Some common medicines used to treat infertility in women include:
- Clomiphene citrate (Clomid®*)is a medicine that causes ovulation by acting on the pituitary gland. It is often used in women who have polycystic ovarian syndrome (PCOS) or other problems with ovulation. This medicine is taken by mouth.
- Human menopausal gonadotropinor hMG (Repronex®*; Pergonal®*) are medicines often used for women who don't ovulate because of problems with their pituitary gland—hMG acts directly on the ovaries to stimulate ovulation. It is an injected medicine.
- Follicle-stimulating hormone or FSH (Gonal-F®*; Follistim®*) are medicines that work much like hMG. It causes the ovaries to begin the process of ovulation. These medicines are usually injected.
- Gonadotropin-releasing hormone (Gn-RH) analog are medicines often used for women who don't ovulate regularly each month. Women who ovulate before the egg is ready can also use these medicines. Gn-RH analogs act on the pituitary gland to change when the body ovulates. These medicines are usually injected or given with a nasal spray.
- Metformin (Glucophage®*) is a medicine doctors use for women who have insulin resistance and/or PCOS. This drug helps lower the high levels of male hormones in women with these conditions. This helps the body to ovulate. Sometimes clomiphene citrate or FSH is combined with metformin. This medicine is usually taken by mouth.

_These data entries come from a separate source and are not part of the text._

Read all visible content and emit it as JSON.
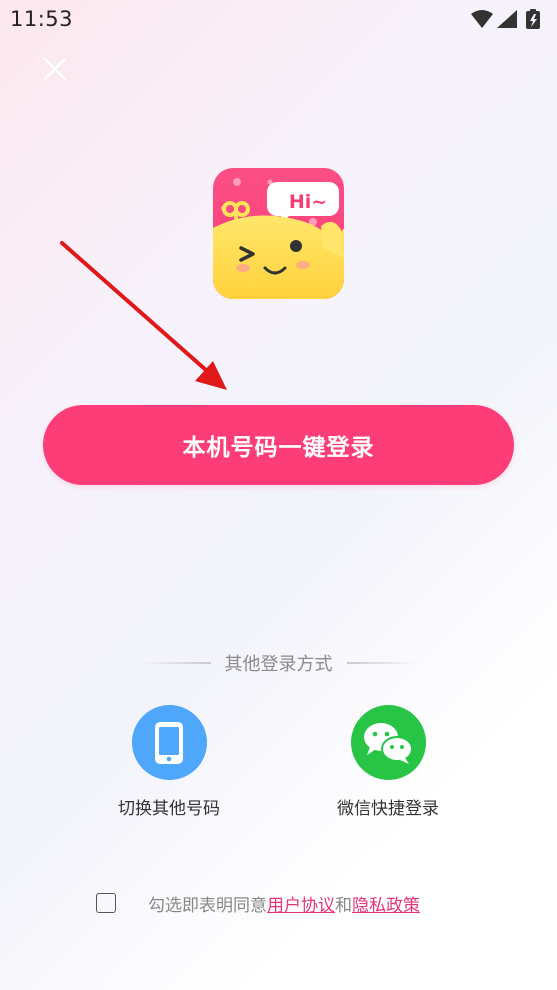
{
  "status_bar": {
    "time": "11:53",
    "icons": [
      "wifi-icon",
      "signal-icon",
      "battery-charging-icon"
    ]
  },
  "header": {
    "close_icon": "close-icon"
  },
  "logo": {
    "text": "Hi~"
  },
  "primary_action": {
    "label": "本机号码一键登录",
    "color": "#fc3d78"
  },
  "other_login": {
    "title": "其他登录方式",
    "options": [
      {
        "label": "切换其他号码",
        "icon": "phone-icon",
        "color": "#4ea7fb"
      },
      {
        "label": "微信快捷登录",
        "icon": "wechat-icon",
        "color": "#28c445"
      }
    ]
  },
  "agreement": {
    "prefix": "勾选即表明同意",
    "user_agreement": " 用户协议",
    "conjunction": " 和 ",
    "privacy_policy": "隐私政策",
    "link_color": "#e6357a"
  }
}
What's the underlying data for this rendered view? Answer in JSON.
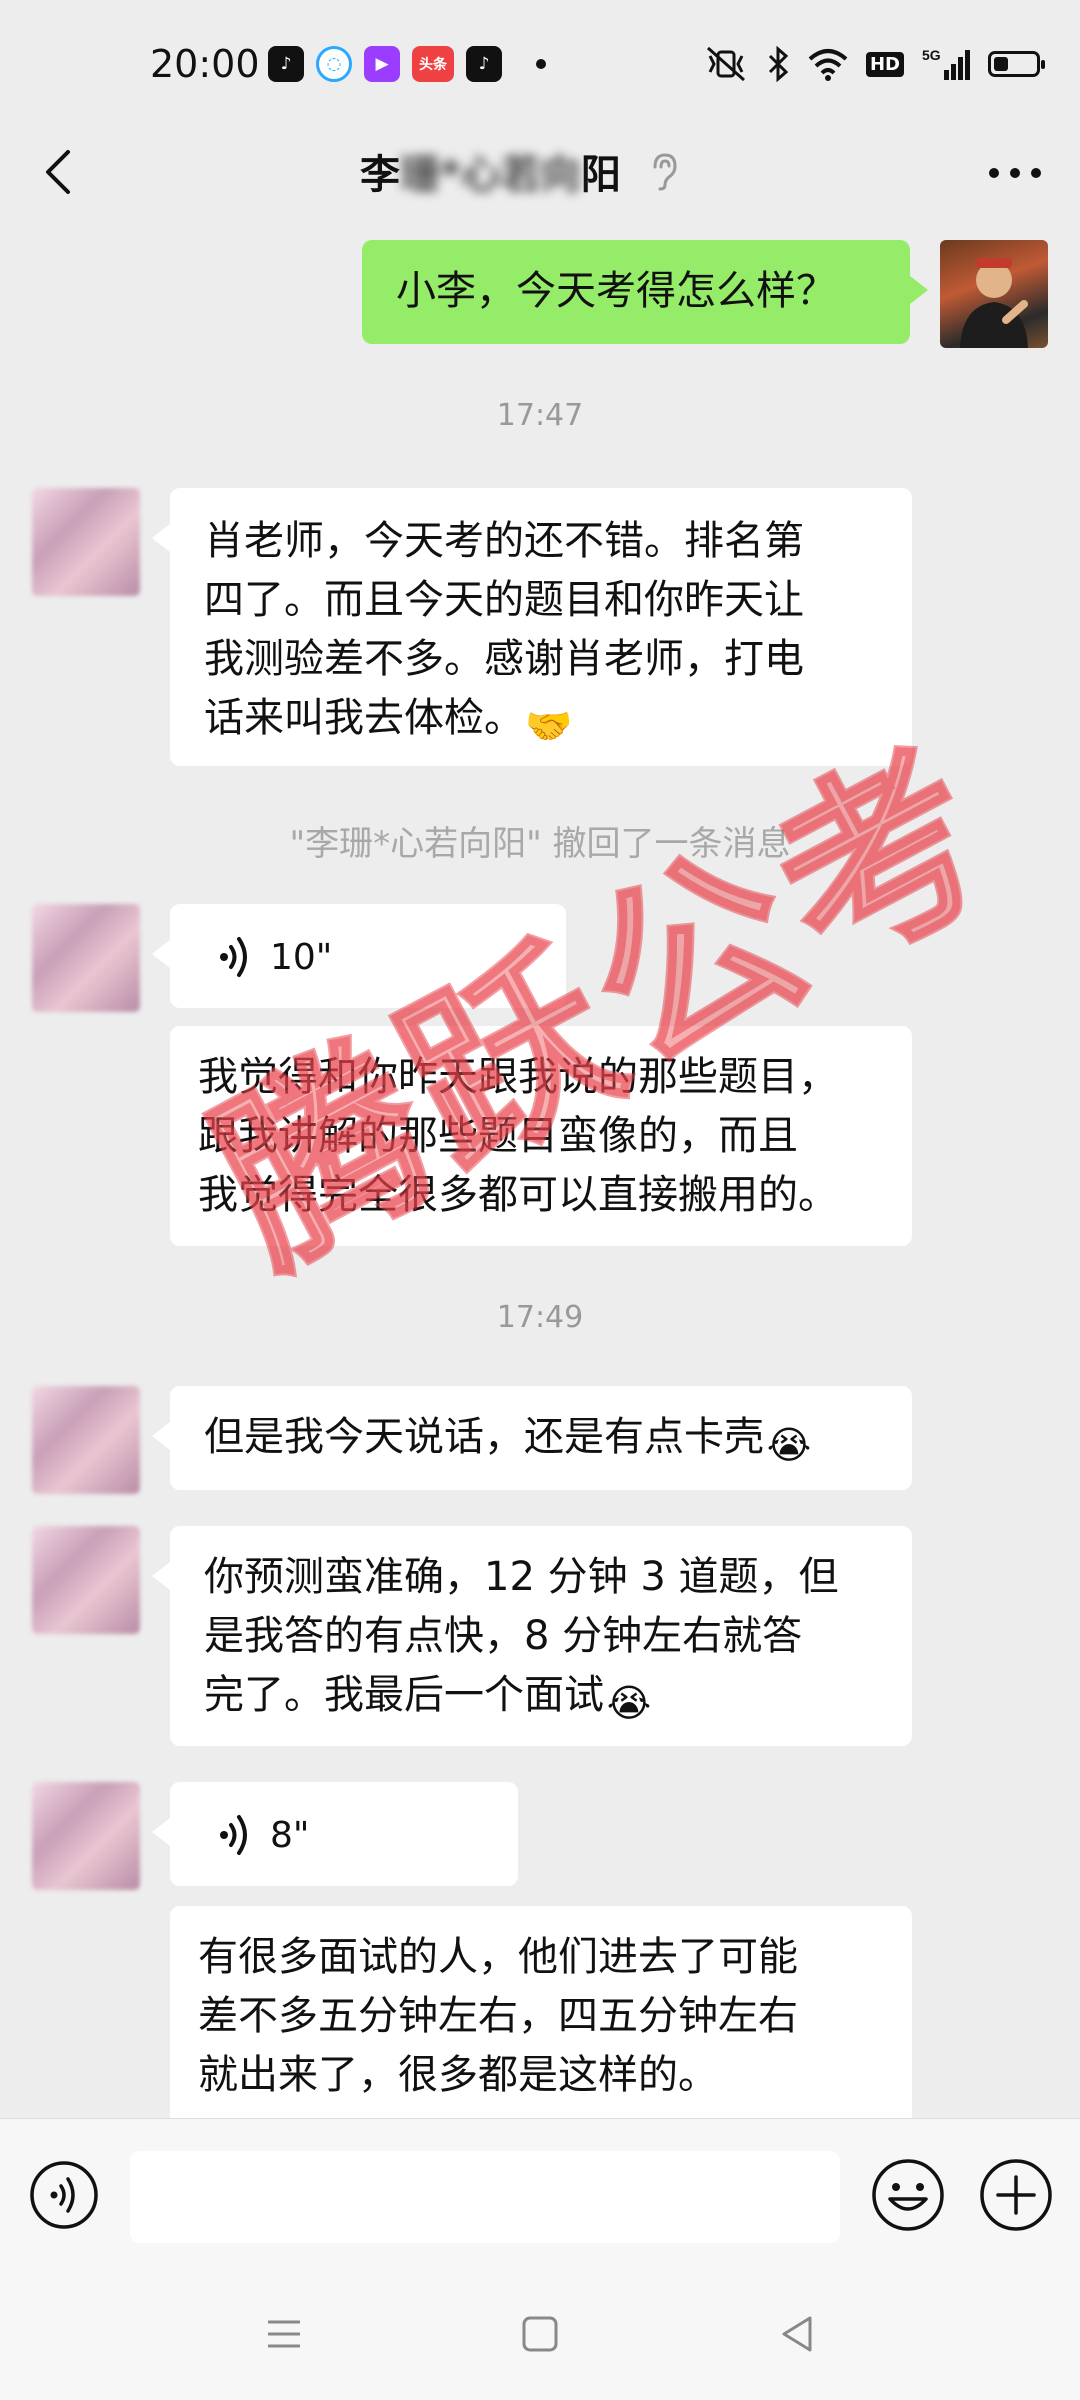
{
  "status_bar": {
    "time": "20:00",
    "apps": [
      {
        "icon": "douyin-icon",
        "color": "#111111",
        "glyph": "♪"
      },
      {
        "icon": "qq-browser-icon",
        "color": "#2aa7ff",
        "glyph": "◌"
      },
      {
        "icon": "video-player-icon",
        "color": "#9b3dff",
        "glyph": "▶"
      },
      {
        "icon": "toutiao-icon",
        "color": "#f04142",
        "glyph": "头条"
      },
      {
        "icon": "douyin-lite-icon",
        "color": "#111111",
        "glyph": "♪"
      }
    ],
    "network": "5G",
    "hd": "HD",
    "battery_level": 0.35
  },
  "header": {
    "title_prefix": "李",
    "title_obscured": "珊*心若向",
    "title_suffix": "阳"
  },
  "messages": {
    "m1_me": "小李，今天考得怎么样？",
    "ts1": "17:47",
    "m2_line1": "肖老师，今天考的还不错。排名第",
    "m2_line2": "四了。而且今天的题目和你昨天让",
    "m2_line3": "我测验差不多。感谢肖老师，打电",
    "m2_line4": "话来叫我去体检。",
    "m2_emoji": "🤝",
    "recall": "\"李珊*心若向阳\" 撤回了一条消息",
    "voice1": "10\"",
    "m3_line1": "我觉得和你昨天跟我说的那些题目，",
    "m3_line2": "跟我讲解的那些题目蛮像的，而且",
    "m3_line3": "我觉得完全很多都可以直接搬用的。",
    "ts2": "17:49",
    "m4_text": "但是我今天说话，还是有点卡壳",
    "m4_emoji": "😭",
    "m5_line1": "你预测蛮准确，12 分钟 3 道题，但",
    "m5_line2": "是我答的有点快，8 分钟左右就答",
    "m5_line3": "完了。我最后一个面试",
    "m5_emoji": "😭",
    "voice2": "8\"",
    "m6_line1": "有很多面试的人，他们进去了可能",
    "m6_line2": "差不多五分钟左右，四五分钟左右",
    "m6_line3": "就出来了，很多都是这样的。"
  },
  "watermark": "腾跃公考",
  "input": {
    "placeholder": ""
  },
  "colors": {
    "bg": "#ededed",
    "my_bubble": "#95ec69",
    "other_bubble": "#ffffff",
    "watermark": "#eb5055"
  }
}
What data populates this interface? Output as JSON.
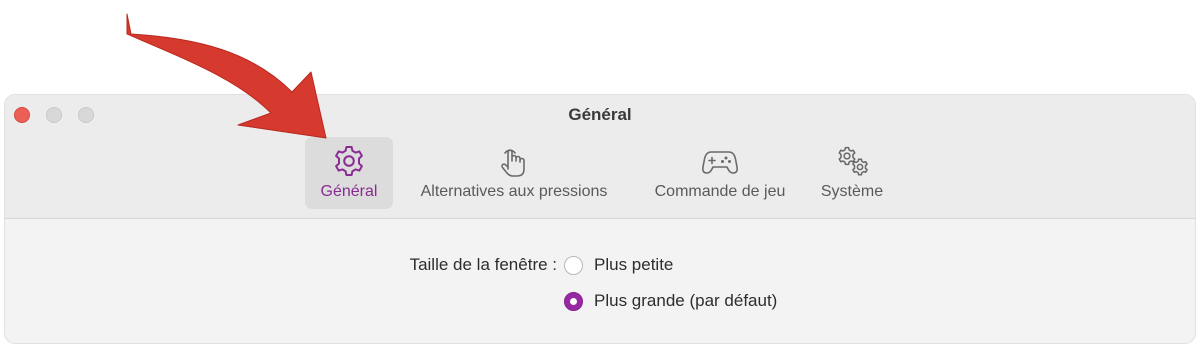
{
  "window": {
    "title": "Général"
  },
  "toolbar": {
    "tabs": [
      {
        "label": "Général",
        "icon": "gear-icon",
        "selected": true
      },
      {
        "label": "Alternatives aux pressions",
        "icon": "hand-tap-icon",
        "selected": false
      },
      {
        "label": "Commande de jeu",
        "icon": "gamepad-icon",
        "selected": false
      },
      {
        "label": "Système",
        "icon": "gears-icon",
        "selected": false
      }
    ]
  },
  "settings": {
    "window_size_label": "Taille de la fenêtre :",
    "options": [
      {
        "label": "Plus petite",
        "selected": false
      },
      {
        "label": "Plus grande (par défaut)",
        "selected": true
      }
    ]
  },
  "colors": {
    "accent": "#972aa3",
    "annotation_arrow": "#d63a2e",
    "close_button": "#ec5f57"
  }
}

- Bromocriptine (Parlodel®*)is a medicine used for women with ovulation problems because of high levels of prolactin. Prolactin is a hormone that causes milk production.
*Note: Use of trade names and commercial sources is for identification only and does not imply endorsement by the U.S. Department of Health and Human Services.
Many fertility drugs increase a woman's chance of having twins, triplets, or other multiples. Women who are pregnant with multiple fetuses have more problems during pregnancy. Multiple fetuses have a high risk of being born prematurely (too early). Premature babies are at a higher risk of health and developmental problems.